Project description:Cerebrotendinous Xanthomatosis (CTX) is a rare autosomal-recessive inborn disorder of bile acid metabolism due to mutations in the <i>CYP27A1</i> gene. It presents with a diverse range of neurological and non-neurological symptoms. We present a case of CTX with a progressive myoclonic epilepsy (PME) like phenotype and a family history of CTX. The proband had a generalized epilepsy with prominent myoclonus. He also had intellectual decline, ataxia, bipyramidal dysfunction and peripheral neuropathy. The younger sibling had a milder generalized epilepsy without myoclonus along with behavioral issues, ataxia, neuropathy, and prominent tendon xanthomas. Both the siblings had developmental cataracts. MRI Brain of both had dentate hyperintensities with cerebellar atrophy. The proband's EEG showed severe background slowing with multifocal interictal discharges. Targeted gene of analysis proband revealed a novel homozygous 5' splice site variation in intron 3 of the CYP27A1 gene. We present a novel phenotype and genotype of CTX presenting with a syndrome of myoclonic epilepsy. This is the first PME-like presentation of CTX to the best of our knowledge. CTX may present with a PME-like clinical phenotype and should be considered as a treatable cause within the differential diagnostic evluation of syndromic epilepsies involving an atypical familial myoclonic epilepsy.

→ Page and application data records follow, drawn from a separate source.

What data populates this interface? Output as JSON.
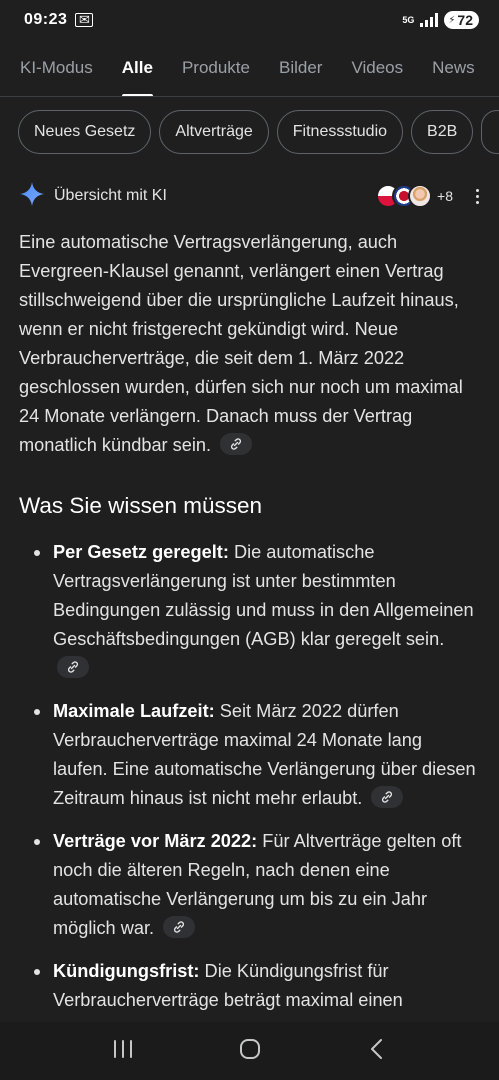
{
  "status_bar": {
    "time": "09:23",
    "network": "5G",
    "battery": "72"
  },
  "tabs": [
    {
      "label": "KI-Modus",
      "active": false
    },
    {
      "label": "Alle",
      "active": true
    },
    {
      "label": "Produkte",
      "active": false
    },
    {
      "label": "Bilder",
      "active": false
    },
    {
      "label": "Videos",
      "active": false
    },
    {
      "label": "News",
      "active": false
    }
  ],
  "chips": [
    "Neues Gesetz",
    "Altverträge",
    "Fitnessstudio",
    "B2B"
  ],
  "ai_overview": {
    "title": "Übersicht mit KI",
    "sources_more": "+8",
    "intro": "Eine automatische Vertragsverlängerung, auch Evergreen-Klausel genannt, verlängert einen Vertrag stillschweigend über die ursprüngliche Laufzeit hinaus, wenn er nicht fristgerecht gekündigt wird. Neue Verbraucherverträge, die seit dem 1. März 2022 geschlossen wurden, dürfen sich nur noch um maximal 24 Monate verlängern. Danach muss der Vertrag monatlich kündbar sein.",
    "heading": "Was Sie wissen müssen",
    "bullets": [
      {
        "term": "Per Gesetz geregelt:",
        "text": " Die automatische Vertragsverlängerung ist unter bestimmten Bedingungen zulässig und muss in den Allgemeinen Geschäftsbedingungen (AGB) klar geregelt sein."
      },
      {
        "term": "Maximale Laufzeit:",
        "text": " Seit März 2022 dürfen Verbraucherverträge maximal 24 Monate lang laufen. Eine automatische Verlängerung über diesen Zeitraum hinaus ist nicht mehr erlaubt."
      },
      {
        "term": "Verträge vor März 2022:",
        "text": " Für Altverträge gelten oft noch die älteren Regeln, nach denen eine automatische Verlängerung um bis zu ein Jahr möglich war."
      },
      {
        "term": "Kündigungsfrist:",
        "text": " Die Kündigungsfrist für Verbraucherverträge beträgt maximal einen"
      }
    ]
  },
  "colors": {
    "background": "#1f1f1f",
    "text": "#e3e3e3",
    "gemini_blue": "#4c8df6"
  }
}
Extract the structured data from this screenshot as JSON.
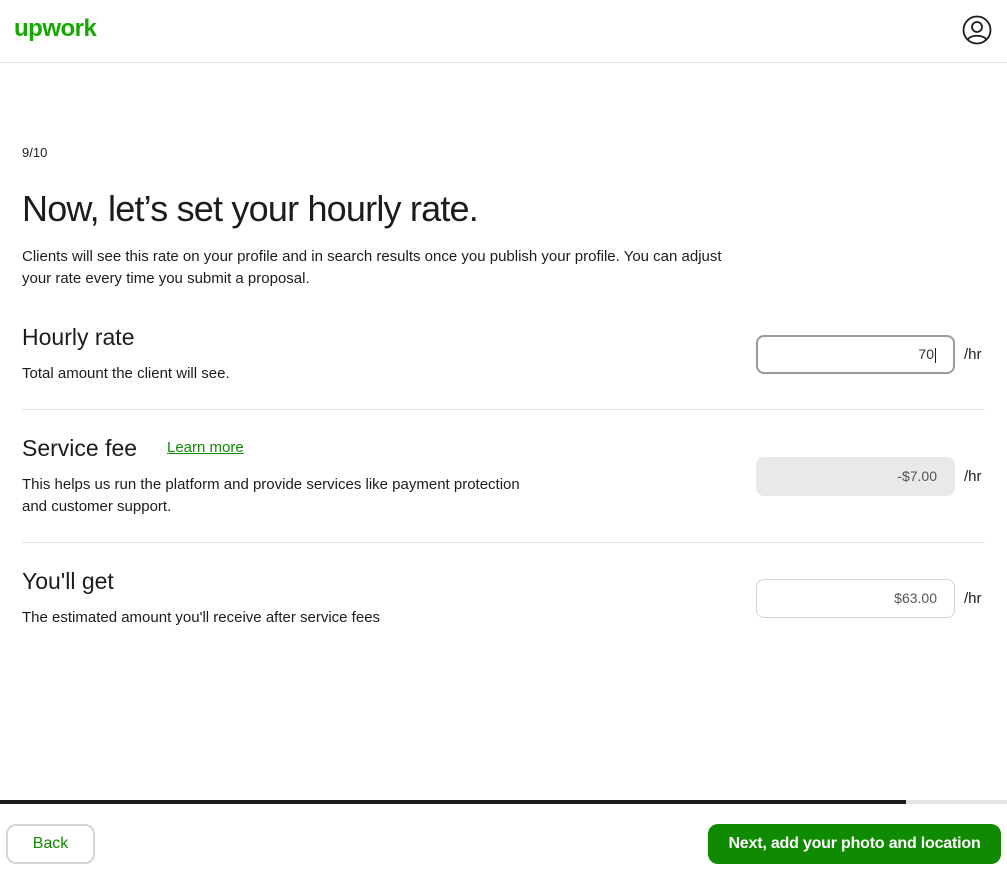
{
  "header": {
    "logo_text": "upwork",
    "avatar_icon": "user-circle-icon",
    "brand_color": "#14a800"
  },
  "step": "9/10",
  "title": "Now, let’s set your hourly rate.",
  "intro": "Clients will see this rate on your profile and in search results once you publish your profile. You can adjust your rate every time you submit a proposal.",
  "hourly_rate": {
    "title": "Hourly rate",
    "description": "Total amount the client will see.",
    "value": "70",
    "unit": "/hr"
  },
  "service_fee": {
    "title": "Service fee",
    "learn_more": "Learn more",
    "description_line1": "This helps us run the platform and provide services like payment protection",
    "description_line2": "and customer support.",
    "value": "-$7.00",
    "unit": "/hr"
  },
  "you_get": {
    "title": "You'll get",
    "description": "The estimated amount you'll receive after service fees",
    "value": "$63.00",
    "unit": "/hr"
  },
  "progress": {
    "fraction": 0.9
  },
  "footer": {
    "back_label": "Back",
    "next_label": "Next, add your photo and location",
    "accent_color": "#108a00"
  }
}
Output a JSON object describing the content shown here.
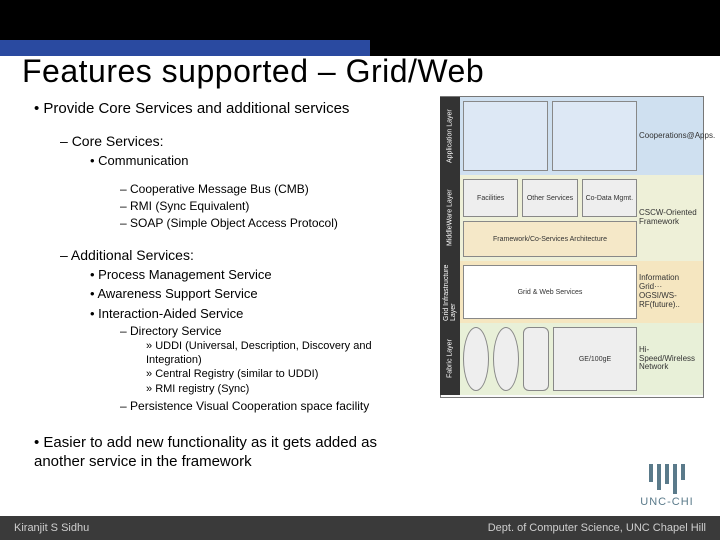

Project description:Myoclonic status epilepticus (MSE) is defined as prolonged period of myoclonic jerks that are correlated with epileptiform discharges on EEG. We here describe clinical features and video-EEG records of six adult patients with MSE who did not have a prior diagnosis of epilepsy. In four out of six patients, MSE was precipitated by drugs. Two out of four patients had chronic renal disease and received beta lactam group antibiotics. Two other patients, who described chronic pain, developed MSE while taking pregabalin. One patient who had dementia and family history of juvenile myoclonic epilepsy (JME) developed MSE one month after quetiapine was introduced. Another patient, who had a recent ischemic stroke, developed MSE due to an unknown reason. In these last two patients, an immediate triggering factor was not evident. Myoclonic status epilepticus ceased in five out of six patients after withdrawal of the drugs and/or intravenous antiepileptic treatment. Myoclonic status epilepticus is a rare event in patients without epilepsy. A correct diagnosis and prompt drug discontinuation may reverse this severe and life-threatening condition.